LISTED RECORDS
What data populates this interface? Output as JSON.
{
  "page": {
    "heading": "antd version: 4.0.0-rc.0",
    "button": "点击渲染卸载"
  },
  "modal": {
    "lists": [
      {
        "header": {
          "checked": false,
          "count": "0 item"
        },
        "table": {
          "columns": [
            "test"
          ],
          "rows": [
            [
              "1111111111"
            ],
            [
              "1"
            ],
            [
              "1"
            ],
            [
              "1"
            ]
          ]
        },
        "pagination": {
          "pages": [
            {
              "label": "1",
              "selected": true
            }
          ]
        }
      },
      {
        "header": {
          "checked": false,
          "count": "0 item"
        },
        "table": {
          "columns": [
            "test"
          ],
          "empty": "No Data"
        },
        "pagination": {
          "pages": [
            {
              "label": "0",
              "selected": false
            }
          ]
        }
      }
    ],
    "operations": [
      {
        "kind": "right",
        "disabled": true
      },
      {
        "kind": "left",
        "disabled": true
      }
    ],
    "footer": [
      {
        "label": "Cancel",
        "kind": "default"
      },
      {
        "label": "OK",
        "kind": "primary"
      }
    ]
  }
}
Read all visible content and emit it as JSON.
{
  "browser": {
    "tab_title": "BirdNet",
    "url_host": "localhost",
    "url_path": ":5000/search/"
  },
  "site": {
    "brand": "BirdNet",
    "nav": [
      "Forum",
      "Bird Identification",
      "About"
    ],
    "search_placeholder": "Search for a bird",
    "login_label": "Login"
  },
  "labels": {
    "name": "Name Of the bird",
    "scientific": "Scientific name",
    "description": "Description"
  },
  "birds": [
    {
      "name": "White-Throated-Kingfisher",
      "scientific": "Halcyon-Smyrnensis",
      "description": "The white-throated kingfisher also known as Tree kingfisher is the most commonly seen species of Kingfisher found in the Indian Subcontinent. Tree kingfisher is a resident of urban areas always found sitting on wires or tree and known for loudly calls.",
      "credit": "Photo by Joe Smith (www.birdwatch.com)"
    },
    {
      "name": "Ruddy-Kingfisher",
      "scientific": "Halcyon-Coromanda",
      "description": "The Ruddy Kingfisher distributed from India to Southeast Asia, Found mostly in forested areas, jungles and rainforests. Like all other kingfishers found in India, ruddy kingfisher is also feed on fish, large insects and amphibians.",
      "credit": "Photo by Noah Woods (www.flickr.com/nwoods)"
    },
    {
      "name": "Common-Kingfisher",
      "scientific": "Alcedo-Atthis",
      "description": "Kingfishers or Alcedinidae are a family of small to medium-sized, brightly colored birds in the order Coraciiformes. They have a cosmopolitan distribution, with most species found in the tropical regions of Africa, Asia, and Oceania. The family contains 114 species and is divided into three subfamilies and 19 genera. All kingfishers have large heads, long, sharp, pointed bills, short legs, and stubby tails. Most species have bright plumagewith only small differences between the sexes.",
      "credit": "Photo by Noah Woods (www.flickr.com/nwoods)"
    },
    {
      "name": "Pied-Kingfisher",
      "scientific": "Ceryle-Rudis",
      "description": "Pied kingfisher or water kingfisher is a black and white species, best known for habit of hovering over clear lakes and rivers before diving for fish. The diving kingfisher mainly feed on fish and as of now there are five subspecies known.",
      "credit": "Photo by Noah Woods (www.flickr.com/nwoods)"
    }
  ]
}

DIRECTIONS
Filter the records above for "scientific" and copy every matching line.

ANSWER BOX
    "scientific": "Scientific name",
      "scientific": "Halcyon-Smyrnensis",
      "scientific": "Halcyon-Coromanda",
      "scientific": "Alcedo-Atthis",
      "scientific": "Ceryle-Rudis",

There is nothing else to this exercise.